He left his corporate job, built a yacht, and now gets paid to explore Southeast Asia

He quit his analyst job to charter a yacht company

Erik Barreto first moved from the U.K. to Southeast Asia when the oil & gas company he was working for promoted him.

But soon, his weekend trips around the region inspired him: He came up with an idea to build a yacht, combining traditional craftsmanship with western luxury, and use it to lead explorations of Indonesia's vast islands.

The yacht, called Rascal, started from raw materials and three years later now stands as a 5-bedroom craft, priced at $8,500 per night for up to 10 guests.

While still maintaining his corporate job, Barreto worked with local boat builders in Northeast Indonesia and an Italian project manager. Soon, the work became too much to be a side gig and he quit his job to go all in, he said.

"It was quite a scary step at the time, but it was an opportunity to realize a dream," Barreto said of the moment he decided to quit his job with no guarantee of income.

"It's scary, there's ups and downs, but I wouldn't change it for the world."

Erik Barreto, co-founder of Rascal Yacht
Rascal Charters

Barreto — who now spends some of his time working on Indonesia investments — said his venture was not simply chartering a yacht, but offering unique experiences, which include individualized itineraries.

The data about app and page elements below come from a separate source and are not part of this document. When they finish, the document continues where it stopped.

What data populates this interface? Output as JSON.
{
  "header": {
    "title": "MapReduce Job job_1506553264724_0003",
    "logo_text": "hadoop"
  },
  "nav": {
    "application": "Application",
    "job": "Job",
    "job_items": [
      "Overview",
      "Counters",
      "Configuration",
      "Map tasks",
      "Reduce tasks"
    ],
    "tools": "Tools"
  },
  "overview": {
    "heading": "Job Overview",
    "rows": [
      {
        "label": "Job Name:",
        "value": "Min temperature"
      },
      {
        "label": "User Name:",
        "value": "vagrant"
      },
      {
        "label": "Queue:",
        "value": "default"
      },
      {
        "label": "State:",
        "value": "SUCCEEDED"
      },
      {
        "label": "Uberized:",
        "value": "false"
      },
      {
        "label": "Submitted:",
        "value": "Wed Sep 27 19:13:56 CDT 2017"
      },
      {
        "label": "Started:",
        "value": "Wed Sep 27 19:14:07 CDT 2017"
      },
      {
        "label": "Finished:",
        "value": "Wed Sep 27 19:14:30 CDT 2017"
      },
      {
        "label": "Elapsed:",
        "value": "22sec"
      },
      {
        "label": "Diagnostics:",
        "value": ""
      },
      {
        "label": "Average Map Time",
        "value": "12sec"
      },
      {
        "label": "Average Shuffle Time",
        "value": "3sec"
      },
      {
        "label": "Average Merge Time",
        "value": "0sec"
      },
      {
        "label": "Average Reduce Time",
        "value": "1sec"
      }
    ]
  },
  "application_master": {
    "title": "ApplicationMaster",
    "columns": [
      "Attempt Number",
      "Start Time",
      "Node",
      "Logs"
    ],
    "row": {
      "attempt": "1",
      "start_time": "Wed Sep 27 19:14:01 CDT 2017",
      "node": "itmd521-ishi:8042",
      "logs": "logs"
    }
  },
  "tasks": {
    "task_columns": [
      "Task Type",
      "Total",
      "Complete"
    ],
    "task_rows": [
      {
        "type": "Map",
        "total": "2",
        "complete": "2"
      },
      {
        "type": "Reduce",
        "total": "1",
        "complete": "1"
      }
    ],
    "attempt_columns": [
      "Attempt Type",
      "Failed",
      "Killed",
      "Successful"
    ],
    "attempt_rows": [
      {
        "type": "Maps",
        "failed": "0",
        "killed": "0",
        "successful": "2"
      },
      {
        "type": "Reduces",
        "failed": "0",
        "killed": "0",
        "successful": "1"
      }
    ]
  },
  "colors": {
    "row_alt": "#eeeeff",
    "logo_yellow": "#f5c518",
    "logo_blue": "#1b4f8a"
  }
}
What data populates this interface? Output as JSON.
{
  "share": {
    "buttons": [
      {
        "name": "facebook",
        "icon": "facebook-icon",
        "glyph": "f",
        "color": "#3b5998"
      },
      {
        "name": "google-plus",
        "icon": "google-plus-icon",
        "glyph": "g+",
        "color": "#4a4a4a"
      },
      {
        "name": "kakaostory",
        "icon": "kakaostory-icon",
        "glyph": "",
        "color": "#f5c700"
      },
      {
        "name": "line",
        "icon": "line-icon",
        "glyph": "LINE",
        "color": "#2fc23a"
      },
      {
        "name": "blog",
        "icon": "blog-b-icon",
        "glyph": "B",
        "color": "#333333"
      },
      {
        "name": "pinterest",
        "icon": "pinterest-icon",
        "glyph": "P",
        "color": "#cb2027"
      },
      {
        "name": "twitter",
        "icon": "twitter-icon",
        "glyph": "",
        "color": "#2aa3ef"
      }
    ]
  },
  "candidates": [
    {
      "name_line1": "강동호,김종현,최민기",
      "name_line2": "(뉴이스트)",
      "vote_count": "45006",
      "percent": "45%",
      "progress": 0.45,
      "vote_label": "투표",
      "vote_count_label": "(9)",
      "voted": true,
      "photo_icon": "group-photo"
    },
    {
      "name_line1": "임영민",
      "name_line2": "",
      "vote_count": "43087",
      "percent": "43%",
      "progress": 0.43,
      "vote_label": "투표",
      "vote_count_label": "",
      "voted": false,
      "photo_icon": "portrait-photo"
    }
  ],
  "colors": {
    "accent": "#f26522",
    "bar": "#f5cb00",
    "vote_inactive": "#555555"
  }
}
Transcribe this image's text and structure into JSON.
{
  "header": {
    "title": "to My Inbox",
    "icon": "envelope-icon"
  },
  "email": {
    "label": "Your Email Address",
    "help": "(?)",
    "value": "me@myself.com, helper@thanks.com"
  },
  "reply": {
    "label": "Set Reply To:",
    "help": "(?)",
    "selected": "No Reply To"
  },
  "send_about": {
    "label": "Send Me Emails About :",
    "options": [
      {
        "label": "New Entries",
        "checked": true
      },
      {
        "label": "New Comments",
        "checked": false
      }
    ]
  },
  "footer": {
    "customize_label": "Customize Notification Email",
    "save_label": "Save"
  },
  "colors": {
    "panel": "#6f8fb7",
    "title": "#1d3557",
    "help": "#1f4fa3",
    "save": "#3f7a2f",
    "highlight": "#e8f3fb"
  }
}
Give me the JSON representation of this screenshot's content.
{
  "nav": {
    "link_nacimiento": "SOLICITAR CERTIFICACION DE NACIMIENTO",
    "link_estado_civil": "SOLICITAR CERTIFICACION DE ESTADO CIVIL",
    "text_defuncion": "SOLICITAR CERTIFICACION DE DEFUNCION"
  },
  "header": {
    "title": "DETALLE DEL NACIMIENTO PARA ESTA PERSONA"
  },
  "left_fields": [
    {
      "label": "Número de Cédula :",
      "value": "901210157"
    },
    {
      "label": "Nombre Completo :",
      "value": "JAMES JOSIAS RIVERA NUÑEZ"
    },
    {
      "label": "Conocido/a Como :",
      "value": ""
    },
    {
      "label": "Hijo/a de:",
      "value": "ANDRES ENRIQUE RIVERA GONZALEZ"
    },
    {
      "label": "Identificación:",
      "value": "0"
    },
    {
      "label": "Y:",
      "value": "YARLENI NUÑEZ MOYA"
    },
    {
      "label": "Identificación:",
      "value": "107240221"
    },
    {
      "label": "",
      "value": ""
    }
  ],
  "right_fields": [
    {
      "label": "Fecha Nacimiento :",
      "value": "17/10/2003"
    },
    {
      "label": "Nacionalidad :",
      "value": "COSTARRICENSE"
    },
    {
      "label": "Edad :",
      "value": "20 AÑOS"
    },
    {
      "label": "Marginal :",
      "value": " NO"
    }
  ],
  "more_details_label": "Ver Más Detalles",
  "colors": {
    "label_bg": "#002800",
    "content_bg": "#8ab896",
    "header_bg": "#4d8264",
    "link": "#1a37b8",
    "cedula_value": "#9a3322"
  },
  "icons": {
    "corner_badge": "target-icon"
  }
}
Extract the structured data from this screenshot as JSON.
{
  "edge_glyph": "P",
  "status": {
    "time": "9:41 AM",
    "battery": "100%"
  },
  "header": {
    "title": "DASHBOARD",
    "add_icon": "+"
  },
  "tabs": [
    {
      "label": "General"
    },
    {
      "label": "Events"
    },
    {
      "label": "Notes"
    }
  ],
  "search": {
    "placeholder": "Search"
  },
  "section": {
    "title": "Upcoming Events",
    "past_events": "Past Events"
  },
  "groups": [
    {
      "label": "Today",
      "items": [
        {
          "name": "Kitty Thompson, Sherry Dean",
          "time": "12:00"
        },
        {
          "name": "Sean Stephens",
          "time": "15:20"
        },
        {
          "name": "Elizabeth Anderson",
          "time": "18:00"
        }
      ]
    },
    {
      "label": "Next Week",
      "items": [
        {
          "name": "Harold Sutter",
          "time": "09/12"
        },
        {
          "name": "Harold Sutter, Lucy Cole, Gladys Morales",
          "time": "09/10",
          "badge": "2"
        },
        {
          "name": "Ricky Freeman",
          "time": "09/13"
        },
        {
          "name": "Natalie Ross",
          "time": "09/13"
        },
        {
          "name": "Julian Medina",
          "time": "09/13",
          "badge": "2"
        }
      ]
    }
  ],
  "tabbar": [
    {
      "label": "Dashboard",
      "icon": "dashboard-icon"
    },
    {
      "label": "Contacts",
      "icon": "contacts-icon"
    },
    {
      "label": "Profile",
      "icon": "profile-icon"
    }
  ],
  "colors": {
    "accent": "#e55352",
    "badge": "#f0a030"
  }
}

On board, he's customized everything from the food menu to a bespoke house rum.

His advice to people whose careers are vastly different than their passion is to consider going all in.

"There's never a right time. It's never easy, but if it's something you really love, there's always a way through," he said. "I'd push anyone to give it a go."